Bryan P. Sears//October 14, 2020
//October 14, 2020
The economic fallout of an ongoing pandemic has state lawmakers asking what can be done to stave off a looming foreclosure and eviction crisis.
About 70% of the mortgages in the state are backed by the federal government and are subject to CARES Act provisions that provide two 180-day forbearance periods that begin at the request of the borrower. Those periods begin to expire in the spring without any extensions or other actions taken by the federal government.
State officials said efforts with other nonfederally backed lenders in the state have added protections for those who are not covered by the CARES Act. Still, lawmakers and others said they are concerned about what happens when those protections go away.
“If we allow these foreclosures to take place then we’re looking at another housing crisis,” said Del. Jay Walker, D-Prince George’s.
Gov. Larry Hogan in April issued an executive order that effectively blocked new foreclosure proceedings in the state. Those filed in April or that would have been allowed to proceed at that time have resumed.
There were just 174 notices of foreclosure in September in Maryland, roughly one-third of the typical month, according to the Maryland Department of Labor, which regulates the state banking industry.
Attorney General Brian E. Frosh said the state is limited in how it can help because mortgages and leases are private contracts.
“There may be some things we can do in the state of Maryland, but we run into constitutional issues like interference with contracts,” said Frosh. “I’m afraid that the biggest piece of that solution is one in the hands of the U.S. government, the president and Congress.”

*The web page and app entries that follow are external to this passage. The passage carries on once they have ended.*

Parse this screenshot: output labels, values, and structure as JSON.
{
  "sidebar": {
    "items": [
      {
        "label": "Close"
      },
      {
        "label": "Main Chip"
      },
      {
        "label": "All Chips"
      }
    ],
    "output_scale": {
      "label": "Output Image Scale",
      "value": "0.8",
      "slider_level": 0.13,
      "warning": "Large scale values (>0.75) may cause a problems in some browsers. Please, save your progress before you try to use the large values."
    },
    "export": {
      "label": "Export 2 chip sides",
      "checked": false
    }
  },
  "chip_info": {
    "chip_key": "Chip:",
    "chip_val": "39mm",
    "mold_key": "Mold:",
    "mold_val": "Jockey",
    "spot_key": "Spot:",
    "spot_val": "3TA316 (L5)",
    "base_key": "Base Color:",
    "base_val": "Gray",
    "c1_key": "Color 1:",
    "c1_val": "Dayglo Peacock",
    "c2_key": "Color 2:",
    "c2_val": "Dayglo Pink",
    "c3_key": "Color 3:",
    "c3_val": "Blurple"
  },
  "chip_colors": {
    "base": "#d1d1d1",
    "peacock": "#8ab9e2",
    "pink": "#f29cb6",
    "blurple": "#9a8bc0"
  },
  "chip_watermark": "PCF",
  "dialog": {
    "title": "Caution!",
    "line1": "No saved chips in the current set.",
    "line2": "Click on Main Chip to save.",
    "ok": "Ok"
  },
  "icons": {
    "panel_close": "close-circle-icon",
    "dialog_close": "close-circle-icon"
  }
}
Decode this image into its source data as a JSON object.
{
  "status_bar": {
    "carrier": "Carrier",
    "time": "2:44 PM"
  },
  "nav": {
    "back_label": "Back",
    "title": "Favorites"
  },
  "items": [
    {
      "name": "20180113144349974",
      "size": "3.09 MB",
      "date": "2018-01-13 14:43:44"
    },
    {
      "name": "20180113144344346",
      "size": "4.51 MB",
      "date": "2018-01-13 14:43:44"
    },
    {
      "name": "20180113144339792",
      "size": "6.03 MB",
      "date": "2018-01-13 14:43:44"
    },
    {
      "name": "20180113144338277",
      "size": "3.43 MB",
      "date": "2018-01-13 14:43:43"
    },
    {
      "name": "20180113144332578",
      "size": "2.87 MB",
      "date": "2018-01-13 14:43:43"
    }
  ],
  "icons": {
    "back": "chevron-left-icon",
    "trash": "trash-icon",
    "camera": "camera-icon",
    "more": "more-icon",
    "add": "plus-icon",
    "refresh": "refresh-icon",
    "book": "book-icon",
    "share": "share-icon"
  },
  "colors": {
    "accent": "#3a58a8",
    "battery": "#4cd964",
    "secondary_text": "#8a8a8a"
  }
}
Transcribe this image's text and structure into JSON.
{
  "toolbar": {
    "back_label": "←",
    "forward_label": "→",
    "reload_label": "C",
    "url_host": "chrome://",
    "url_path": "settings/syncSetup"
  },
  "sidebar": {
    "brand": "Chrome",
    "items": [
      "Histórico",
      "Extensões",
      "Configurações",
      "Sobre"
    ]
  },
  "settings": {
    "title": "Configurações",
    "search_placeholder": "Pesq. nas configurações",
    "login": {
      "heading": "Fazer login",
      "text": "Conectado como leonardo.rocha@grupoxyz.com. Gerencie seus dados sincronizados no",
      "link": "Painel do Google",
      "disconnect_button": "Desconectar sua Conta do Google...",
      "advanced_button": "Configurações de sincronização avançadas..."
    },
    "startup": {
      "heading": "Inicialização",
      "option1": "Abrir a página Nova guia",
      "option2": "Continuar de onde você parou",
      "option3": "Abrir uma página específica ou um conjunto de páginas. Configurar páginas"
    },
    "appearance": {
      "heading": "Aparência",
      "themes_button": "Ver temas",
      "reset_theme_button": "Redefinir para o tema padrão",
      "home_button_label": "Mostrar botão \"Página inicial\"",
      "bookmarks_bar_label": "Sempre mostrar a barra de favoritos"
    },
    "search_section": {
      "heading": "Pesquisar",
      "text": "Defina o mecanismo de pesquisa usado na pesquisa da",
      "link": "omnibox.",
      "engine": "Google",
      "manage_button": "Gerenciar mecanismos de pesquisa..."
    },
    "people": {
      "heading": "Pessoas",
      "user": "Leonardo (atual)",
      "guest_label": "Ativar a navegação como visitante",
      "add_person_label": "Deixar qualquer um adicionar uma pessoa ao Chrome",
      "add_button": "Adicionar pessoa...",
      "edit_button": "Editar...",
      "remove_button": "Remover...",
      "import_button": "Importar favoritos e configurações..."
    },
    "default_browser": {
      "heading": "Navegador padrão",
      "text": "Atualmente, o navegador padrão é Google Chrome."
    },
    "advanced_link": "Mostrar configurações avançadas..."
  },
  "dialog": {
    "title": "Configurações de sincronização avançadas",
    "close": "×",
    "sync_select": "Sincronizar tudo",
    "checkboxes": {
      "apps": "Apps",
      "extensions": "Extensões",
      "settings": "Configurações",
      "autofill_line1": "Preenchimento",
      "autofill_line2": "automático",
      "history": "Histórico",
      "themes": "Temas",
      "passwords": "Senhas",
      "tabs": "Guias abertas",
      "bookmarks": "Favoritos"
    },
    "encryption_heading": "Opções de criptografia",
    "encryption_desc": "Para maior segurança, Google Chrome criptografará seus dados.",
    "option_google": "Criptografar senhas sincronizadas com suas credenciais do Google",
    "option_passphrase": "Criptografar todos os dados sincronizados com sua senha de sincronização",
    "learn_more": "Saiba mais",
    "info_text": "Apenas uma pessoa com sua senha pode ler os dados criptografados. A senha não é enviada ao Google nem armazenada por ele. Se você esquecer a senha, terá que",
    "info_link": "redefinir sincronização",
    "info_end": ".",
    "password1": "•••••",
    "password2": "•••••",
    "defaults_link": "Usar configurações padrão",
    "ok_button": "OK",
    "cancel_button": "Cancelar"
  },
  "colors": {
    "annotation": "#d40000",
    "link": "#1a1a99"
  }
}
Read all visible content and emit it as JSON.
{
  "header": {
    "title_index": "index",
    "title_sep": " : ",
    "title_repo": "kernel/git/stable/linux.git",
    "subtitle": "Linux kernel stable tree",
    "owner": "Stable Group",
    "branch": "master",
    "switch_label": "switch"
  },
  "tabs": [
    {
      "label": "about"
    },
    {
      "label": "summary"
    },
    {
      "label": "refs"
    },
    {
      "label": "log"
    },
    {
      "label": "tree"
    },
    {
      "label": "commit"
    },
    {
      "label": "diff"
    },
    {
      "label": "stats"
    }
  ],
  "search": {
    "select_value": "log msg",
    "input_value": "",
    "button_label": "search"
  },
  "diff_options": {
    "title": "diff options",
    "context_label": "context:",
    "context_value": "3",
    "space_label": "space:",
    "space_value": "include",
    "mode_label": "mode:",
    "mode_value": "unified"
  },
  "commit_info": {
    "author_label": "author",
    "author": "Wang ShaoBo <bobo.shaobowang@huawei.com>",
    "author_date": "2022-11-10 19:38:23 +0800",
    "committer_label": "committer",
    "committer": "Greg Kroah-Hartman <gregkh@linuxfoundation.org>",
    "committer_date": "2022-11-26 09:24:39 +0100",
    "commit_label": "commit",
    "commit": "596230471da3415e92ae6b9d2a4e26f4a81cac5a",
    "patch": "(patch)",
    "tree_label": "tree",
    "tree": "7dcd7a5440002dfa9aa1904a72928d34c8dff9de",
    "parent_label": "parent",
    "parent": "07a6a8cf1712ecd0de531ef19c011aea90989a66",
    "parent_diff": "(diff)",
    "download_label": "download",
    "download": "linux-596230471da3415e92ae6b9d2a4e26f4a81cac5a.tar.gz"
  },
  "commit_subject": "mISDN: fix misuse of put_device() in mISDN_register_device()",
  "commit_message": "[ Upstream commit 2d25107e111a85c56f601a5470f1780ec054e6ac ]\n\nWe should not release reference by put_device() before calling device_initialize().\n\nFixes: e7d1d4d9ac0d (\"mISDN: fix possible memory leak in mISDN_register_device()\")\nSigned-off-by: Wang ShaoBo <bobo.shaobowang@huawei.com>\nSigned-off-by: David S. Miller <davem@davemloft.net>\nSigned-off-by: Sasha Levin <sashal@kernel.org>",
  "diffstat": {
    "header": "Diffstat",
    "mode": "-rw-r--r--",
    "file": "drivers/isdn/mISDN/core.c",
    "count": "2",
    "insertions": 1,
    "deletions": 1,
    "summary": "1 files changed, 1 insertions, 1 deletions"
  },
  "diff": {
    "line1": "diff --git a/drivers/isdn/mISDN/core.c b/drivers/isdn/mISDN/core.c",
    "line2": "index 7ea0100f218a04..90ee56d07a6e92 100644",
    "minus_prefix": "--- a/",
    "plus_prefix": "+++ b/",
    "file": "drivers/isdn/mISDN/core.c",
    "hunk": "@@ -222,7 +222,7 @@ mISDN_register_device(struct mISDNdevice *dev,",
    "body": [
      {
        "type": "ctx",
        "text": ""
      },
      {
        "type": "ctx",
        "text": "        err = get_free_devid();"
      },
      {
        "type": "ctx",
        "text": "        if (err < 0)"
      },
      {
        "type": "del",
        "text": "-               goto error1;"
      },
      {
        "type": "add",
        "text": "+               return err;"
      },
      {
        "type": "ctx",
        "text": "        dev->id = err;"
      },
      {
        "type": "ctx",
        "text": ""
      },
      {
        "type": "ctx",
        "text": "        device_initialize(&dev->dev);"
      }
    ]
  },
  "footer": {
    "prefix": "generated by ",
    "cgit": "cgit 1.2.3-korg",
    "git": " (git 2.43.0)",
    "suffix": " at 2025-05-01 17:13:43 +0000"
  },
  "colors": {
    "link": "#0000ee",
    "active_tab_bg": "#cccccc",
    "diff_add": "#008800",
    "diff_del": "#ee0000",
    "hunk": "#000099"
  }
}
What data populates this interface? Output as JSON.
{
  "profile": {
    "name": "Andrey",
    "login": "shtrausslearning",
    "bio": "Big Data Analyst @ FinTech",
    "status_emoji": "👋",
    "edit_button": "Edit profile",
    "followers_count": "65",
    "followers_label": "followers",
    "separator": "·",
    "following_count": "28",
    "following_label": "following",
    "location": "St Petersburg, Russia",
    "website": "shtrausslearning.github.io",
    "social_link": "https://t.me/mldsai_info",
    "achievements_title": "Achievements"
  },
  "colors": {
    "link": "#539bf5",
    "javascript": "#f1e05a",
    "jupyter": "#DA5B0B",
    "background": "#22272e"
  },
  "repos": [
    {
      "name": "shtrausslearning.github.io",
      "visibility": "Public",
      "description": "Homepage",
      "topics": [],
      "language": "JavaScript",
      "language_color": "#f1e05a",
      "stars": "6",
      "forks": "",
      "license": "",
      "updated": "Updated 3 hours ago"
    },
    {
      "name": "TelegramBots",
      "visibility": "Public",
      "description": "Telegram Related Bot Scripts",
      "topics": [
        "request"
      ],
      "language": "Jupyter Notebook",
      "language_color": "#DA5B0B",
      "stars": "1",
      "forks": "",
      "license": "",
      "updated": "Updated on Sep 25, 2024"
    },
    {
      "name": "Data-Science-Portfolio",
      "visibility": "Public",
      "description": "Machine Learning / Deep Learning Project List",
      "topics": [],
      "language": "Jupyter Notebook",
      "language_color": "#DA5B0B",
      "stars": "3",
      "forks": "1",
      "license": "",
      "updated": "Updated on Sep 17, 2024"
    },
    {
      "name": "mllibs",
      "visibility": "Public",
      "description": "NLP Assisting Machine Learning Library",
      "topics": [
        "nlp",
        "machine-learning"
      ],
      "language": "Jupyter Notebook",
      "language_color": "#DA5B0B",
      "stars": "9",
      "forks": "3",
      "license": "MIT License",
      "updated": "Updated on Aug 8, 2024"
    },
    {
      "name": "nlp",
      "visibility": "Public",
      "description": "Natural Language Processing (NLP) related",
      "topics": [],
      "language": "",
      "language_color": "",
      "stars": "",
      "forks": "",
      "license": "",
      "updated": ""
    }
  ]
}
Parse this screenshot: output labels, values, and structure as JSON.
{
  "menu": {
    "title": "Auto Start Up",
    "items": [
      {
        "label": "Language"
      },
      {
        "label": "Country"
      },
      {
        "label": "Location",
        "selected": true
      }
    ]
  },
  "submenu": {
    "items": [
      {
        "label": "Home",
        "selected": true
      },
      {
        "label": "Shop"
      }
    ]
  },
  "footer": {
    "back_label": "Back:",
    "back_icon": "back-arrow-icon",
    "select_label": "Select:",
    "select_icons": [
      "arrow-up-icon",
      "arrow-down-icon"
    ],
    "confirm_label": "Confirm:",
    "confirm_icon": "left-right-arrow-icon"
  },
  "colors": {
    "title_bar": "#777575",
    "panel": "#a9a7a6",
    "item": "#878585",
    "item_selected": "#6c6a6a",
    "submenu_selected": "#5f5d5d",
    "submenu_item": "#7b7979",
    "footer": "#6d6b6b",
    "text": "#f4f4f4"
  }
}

Frosh said he was willing to work with lawmakers to find ways to prevent lenders from requiring balloon payments to catch up on back payments.
“There are certainly ways in which we can’t do it,” said Frosh. “The Constitution prohibits interference with private contracts, and mortgages are contracts, but I think there may be ways to getting to that end without just saying you’re prohibited from enforcing your contract.”
Robert Enten, general counsel for the Maryland Bankers Association, said lenders in the state “are bending over backwards” to work with borrowers.
“We don’t want to take possession of these properties,” Enten said. “And the process takes forever.”
The average process to foreclose on a property is more than 540 days, according to Enten.
The Federal Housing Administration, Enten said, is prohibiting balloon payments to catch up on mortgages and instead is requiring missed payments to be tacked on to the end of the loan.
Foreclosure problems in Maryland, so far, are nonexistent, Enten said.
“We’ve not had a single contact from any member of the General Assembly since you adjourned saying a constituent is having a foreclosure problem,” Enten said.
Hunter Pickels, director of legislative affairs for the Department of Housing and Community Development, said federal and state efforts to delay foreclosures during the pandemic has effectively stabilized the market.
“We’ll have to stay on top of what things look like as these protections start to unwind,” said Pickels.